Riding the Rails:
Testing out Sound Transit’s Light Rail in a Wheelchair
Seattle was recently rated #1 among the “Top 20 Most Livable U.S. Cities for Wheelchair Users” by the Christopher & Dana Reeve Foundation, which included criteria such as climate, access to rehabilitation, fitness and recreation, accessibility of housing, and the big one: wheelchair-accessible transportation. (For the record, I have a C5/6 incomplete spinal cord injury and use a power wheelchair.)
As a frequent mass transit user, I decided to check out Link Light Rail, the newest addition to Sound Transit, the region’s public transportation system. Link offers service from Westlake in downtown Seattle to SeaTac Airport, about 15 miles south.
You can access Light Rail from any of the downtown tunnel stations used by Metro buses. I entered the Pine Street Station from 4th Avenue. There are elevator entrances to the transit tunnel on both sides of the street—however, one of the elevators didn’t work; this, along with the delightful smell, convinced me to go to the other side. The elevator button was up high and hard to reach, but I managed to push it and arrive at the mezzanine floor, where you can buy Light-Rail tickets at two automated ticket booths or the customer service center.
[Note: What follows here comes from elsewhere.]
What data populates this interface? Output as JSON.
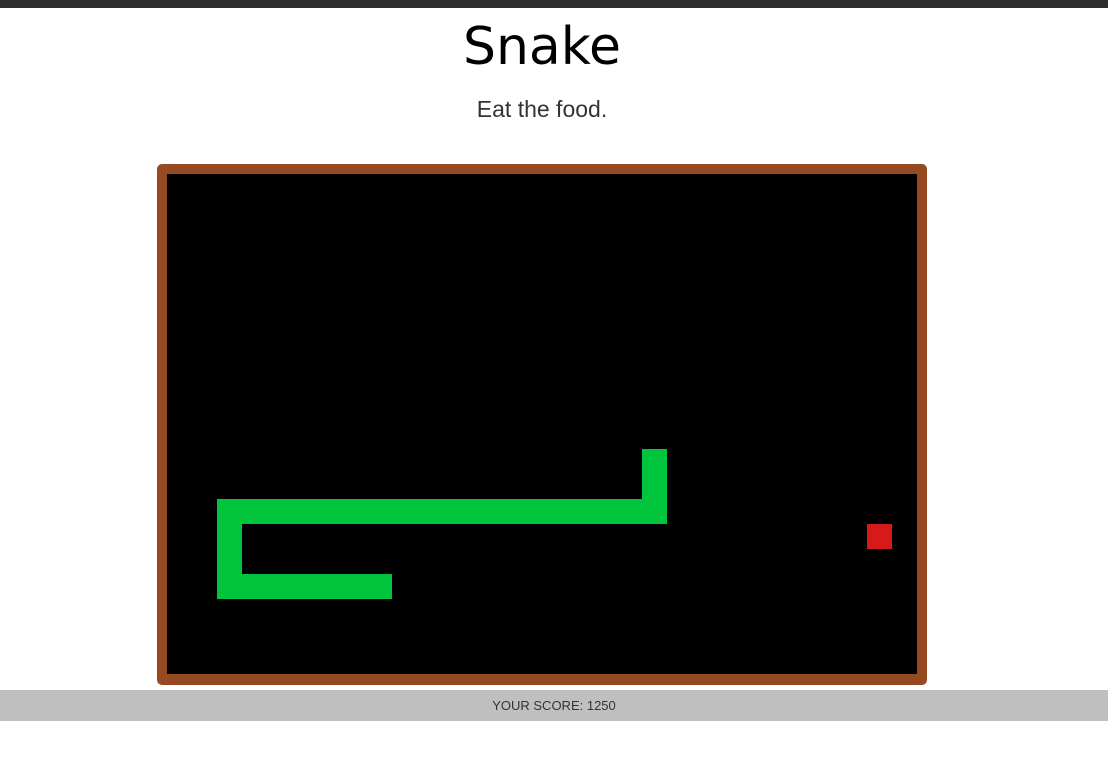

You must purchase your fare before getting on the train, with either a prepaid ORCA card or tickets purchased at the station. Ticket personnel make regular sweeps through the train, so don’t get caught without a ticket. With a Regional Reduced Fare Permit card the fare ranges from $.75 to $1.25 from downtown to SeaTac. (See Ticket and Access Information, below, for details.)
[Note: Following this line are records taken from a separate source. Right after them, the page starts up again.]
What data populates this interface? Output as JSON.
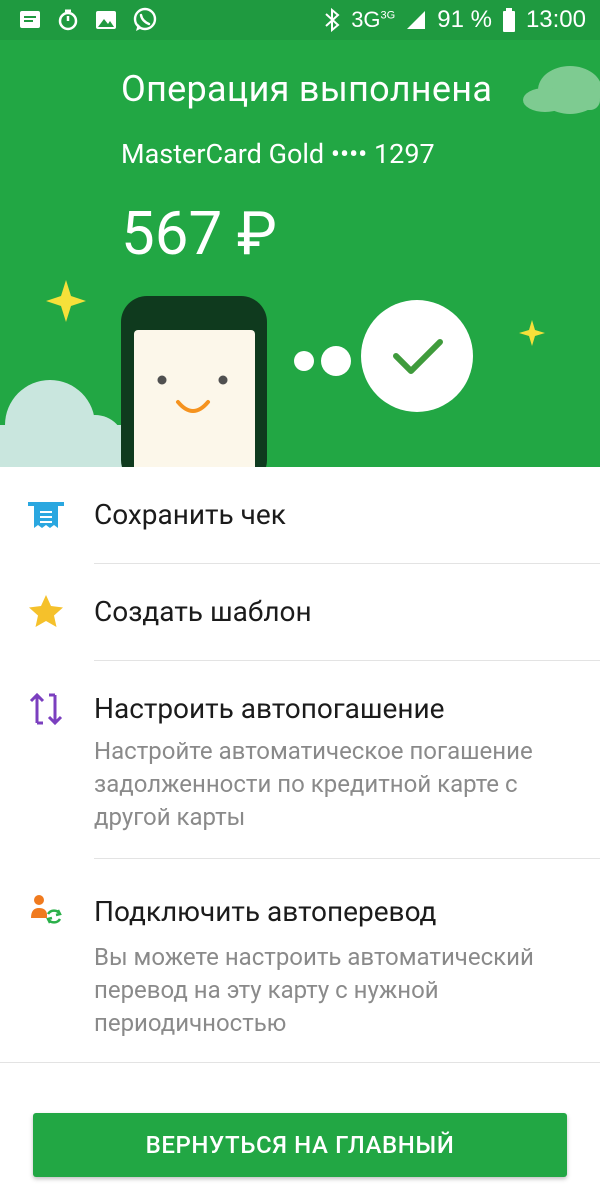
{
  "status_bar": {
    "network": "3G",
    "network_sup": "3G",
    "battery": "91 %",
    "time": "13:00"
  },
  "header": {
    "title": "Операция выполнена",
    "card": "MasterCard Gold •••• 1297",
    "amount": "567 ₽"
  },
  "actions": [
    {
      "title": "Сохранить чек",
      "icon": "receipt-icon"
    },
    {
      "title": "Создать шаблон",
      "icon": "star-icon"
    },
    {
      "title": "Настроить автопогашение",
      "icon": "autopay-arrows-icon",
      "desc": "Настройте автоматическое погашение задолженности по кредитной карте с другой карты"
    },
    {
      "title": "Подключить автоперевод",
      "icon": "autotransfer-person-icon",
      "desc": "Вы можете настроить автоматический перевод на эту карту с нужной периодичностью"
    }
  ],
  "button": {
    "label": "ВЕРНУТЬСЯ НА ГЛАВНЫЙ"
  },
  "colors": {
    "brand_green": "#22a744",
    "status_green": "#1f9a40",
    "receipt_blue": "#2aa7e0",
    "star_yellow": "#f5c12b",
    "autopay_purple": "#7b3fbf",
    "transfer_orange": "#f07a1e"
  }
}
Take another elevator down to the main platform labeled “Light Rail to SeaTac Airport.” Trains come about every 15 minutes. There is a small two-inch gap between the platform and the train which power chairs can traverse with ease, but manual wheelchair users will need to exercise caution and may end up having to wheelie over the gap.
Each train car has four sections where the benches fold up for wheelchairs. There are no tie-downs or straps to secure your chair, so manual chair users will definitely want to set their brakes before the train starts moving, which happens quickly. One woman forgot her belongings and realized only after the door closed. Banging on the doors didn’t stop the train from departing.
Sporting an all-electric power system, the Japanese-manufactured trains accelerate smoothly to a top speed of 55 mph. At cruising speed, however, the ride got shaky, and I had trouble taking notes on my iPod touch. (I concluded that you would definitely spill your martini—if alcohol were allowed on the train — but your covered coffee mug would be fine.)
I arrived at SeaTac Airport 35 minutes after leaving Westlake. Even with all the station stops in between, this time is comparable to driving a car, and faster if traffic is bad (which is most of the time in Seattle).
If you think you’ll need additional time to exit the train, you can press the ominous red “EMERGENCY INTERCOM” button located in the wheelchair area. Since I had seen how briefly the doors stayed open, I pressed this button before the SeaTac stop so I would have enough time to get off. To my embarrassment, the conductor’s voice boomed over the intercom:”You pressed the red button! What’s your emergency?” I responded sheepishly that there was no emergency, but I needed extra time to get off the train. He loudly reminded me that SeaTac was the last stop and I wouldn’t need extra time. Cringing, I resolved never to press the dreaded “EMERGENCY INTERCOM” button again.
After getting off the train, you still need to traverse about a half-mile of flat, covered walkway and an elevator ride to reach the airport terminals. In a power chair this little segment took a few minutes; in a manual chair the trip might be a bit tiring. If you plan to haul your own luggage, give yourself extra time.
All in all, Sound Transit’s Light Rail offers a relatively quick ride to the airport and may be your best bet if you want to travel quickly to and from the Sounders (soccer) game, enjoy some Friday night revelry downtown and make it back without driving, or just visit some friends south of Seattle.
- How to obtain a Regional Reduced Fare Permit: http://www.soundtransit.org/Riding-Sound-Transit/Fares-and-Passes.xml
- ADA accessibility: http://www.soundtransit.org/Riding-Sound-Transit/Accessibility-and-ADA.xml
- Regional Reduced Fair Permit application form (to be signed by your physician): http://metro.kingcounty.gov/tops/accessible/RRFP-app.pdf
- About Sound Transit: http://www.soundtransit.org/Riding-Sound-Transit/Schedules-and-Facilities.xml
Aditya Ganapathiraju, a research assistant in rehabilitation medicine at the UW, responsibly enjoys his martinis before boarding public transportation. He has a C5 level injury, but swears he feels like a C7 on good days. And like the late John Callahan, he too celebrates “the lighter side of being paralyzed for life.”